Sales in the first half fell 5 percent to $364 million, the Luxembourg-based company said today. Credit Suisse had predicted $369 million. Shares of AZ Electronic fell 3.9 percent to 304.9 pence in London trading as of 10:06 a.m.
Fewer sales of computers and flat-panel screens was compounded by Apple Inc.’s patents spat with Samsung Electronics Co. That’s disrupting the supply chain as the companies adjust production and suddenly switch suppliers of semiconductors, AZ Electronic Chief Executive Officer Geoff Wild said in an interview today. The company now anticipates a “softer” pick-up in demand for its products in the second half than previously.
“While into the second half the outlook remains mixed, we continue to look for a more supportive 2014,” David Mulholland, an analyst at UBS, said in a note.
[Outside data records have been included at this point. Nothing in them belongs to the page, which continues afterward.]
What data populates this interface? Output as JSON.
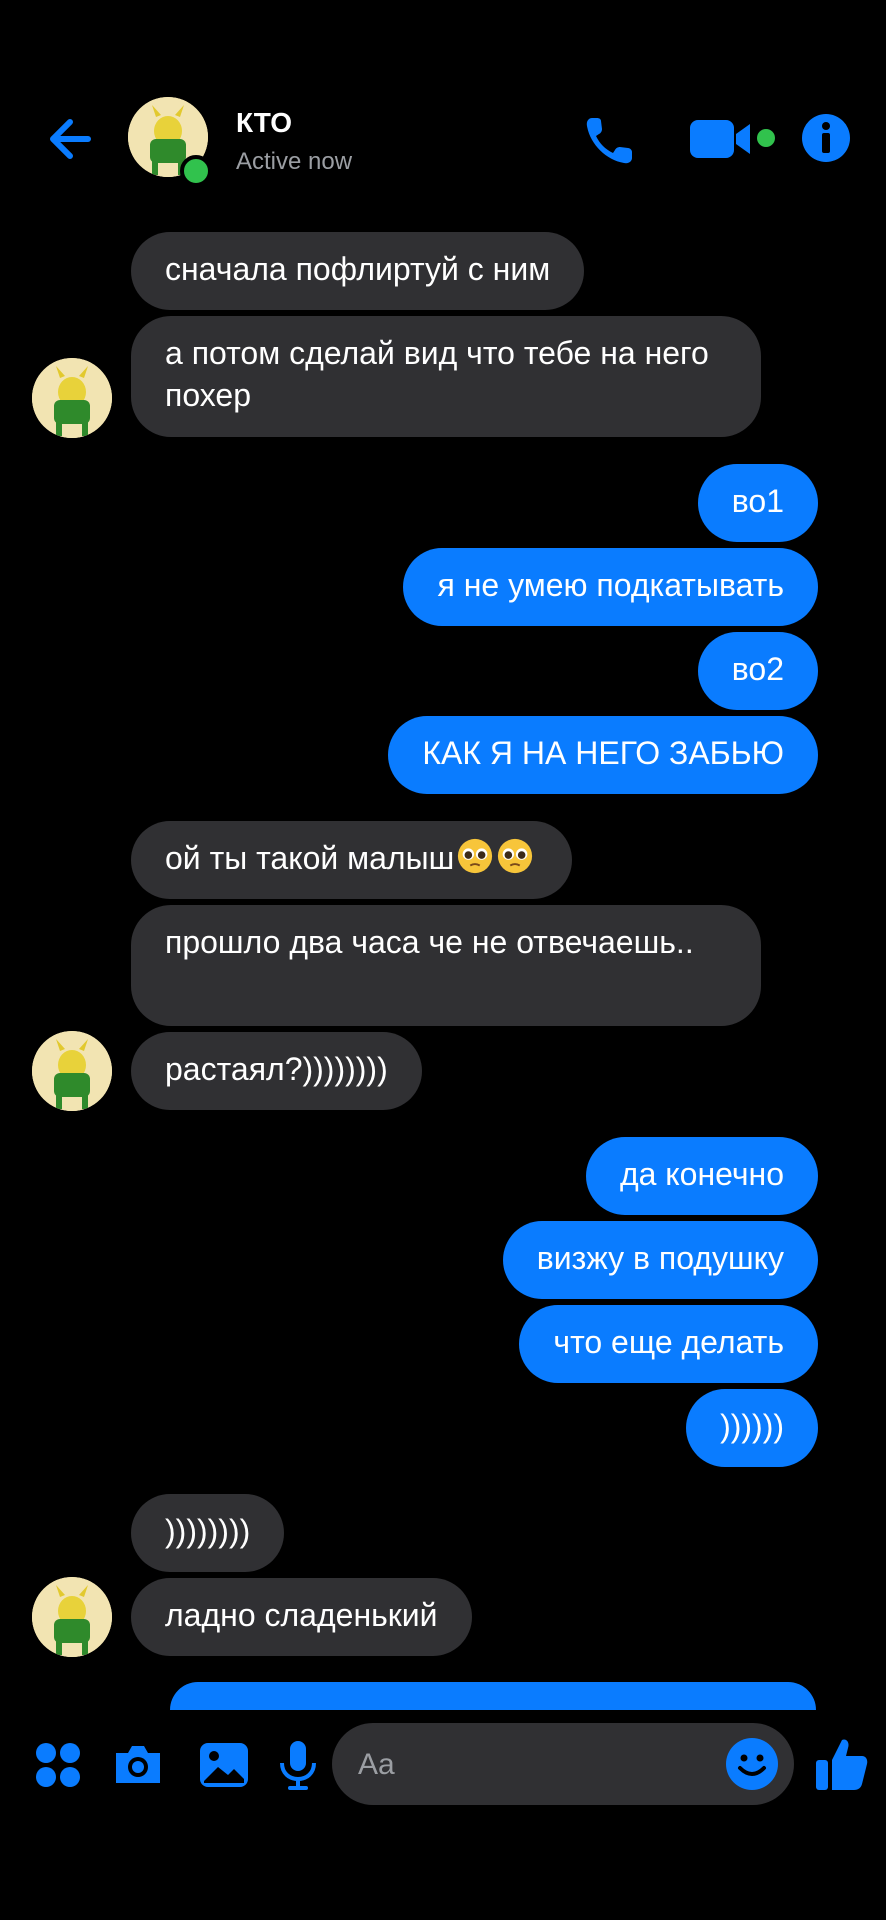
{
  "header": {
    "contact_name": "КТО",
    "status": "Active now",
    "accent": "#0a7cff",
    "online_color": "#31c24d"
  },
  "icons": {
    "back": "back-arrow-icon",
    "call": "phone-icon",
    "video": "video-camera-icon",
    "info": "info-icon",
    "apps": "apps-grid-icon",
    "camera": "camera-icon",
    "gallery": "image-icon",
    "mic": "microphone-icon",
    "emoji": "emoji-icon",
    "like": "thumbs-up-icon",
    "pleading": "pleading-face-emoji"
  },
  "messages": [
    {
      "from": "them",
      "text": "сначала пофлиртуй с ним"
    },
    {
      "from": "them",
      "text": "а потом сделай вид что тебе на него похер"
    },
    {
      "from": "me",
      "text": "во1"
    },
    {
      "from": "me",
      "text": "я не умею подкатывать"
    },
    {
      "from": "me",
      "text": "во2"
    },
    {
      "from": "me",
      "text": "КАК Я НА НЕГО ЗАБЬЮ"
    },
    {
      "from": "them",
      "text": "ой ты такой малыш"
    },
    {
      "from": "them",
      "text": "прошло два часа че не отвечаешь.."
    },
    {
      "from": "them",
      "text": "растаял?))))))))"
    },
    {
      "from": "me",
      "text": "да конечно"
    },
    {
      "from": "me",
      "text": "визжу в подушку"
    },
    {
      "from": "me",
      "text": "что еще делать"
    },
    {
      "from": "me",
      "text": "))))))"
    },
    {
      "from": "them",
      "text": "))))))))"
    },
    {
      "from": "them",
      "text": "ладно сладенький"
    }
  ],
  "colors": {
    "incoming_bubble": "#303033",
    "outgoing_bubble": "#0a7cff",
    "background": "#000000",
    "muted_text": "#9b9ea3"
  },
  "composer": {
    "placeholder": "Aa"
  }
}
Wild said he isn’t adjusting his earnings expectations for the full year as there’s growth in top-end smartphones and retinal screens, and AZ Electronic has gained share in some markets in Japan.
Promising areas of growth are the new flexible screens, solid-state memory used in cloud computing and organic light-emitting diodes, knowns as OLED, Wild said.
Earnings before interest, taxes, depreciation and amortization fell 12 percent to $110.7 million, against a prediction of $105 million from Credit Suisse. UBS said weaker-than-expected revenue will probably lead to a 2 percent to 5 percent cut in Ebitda estimates for this year.
“We’ve no plans to scale back R&D and investment,” Wild said. “This industry is still in its infancy. Customers are finding it more difficult to shrink their devices and collaboration with suppliers is getting much more intense than I’ve ever seen before.”
To contact the reporter on this story: Andrew Noel in London at email@example.com
To contact the editor responsible for this story: Simon Thiel at firstname.lastname@example.org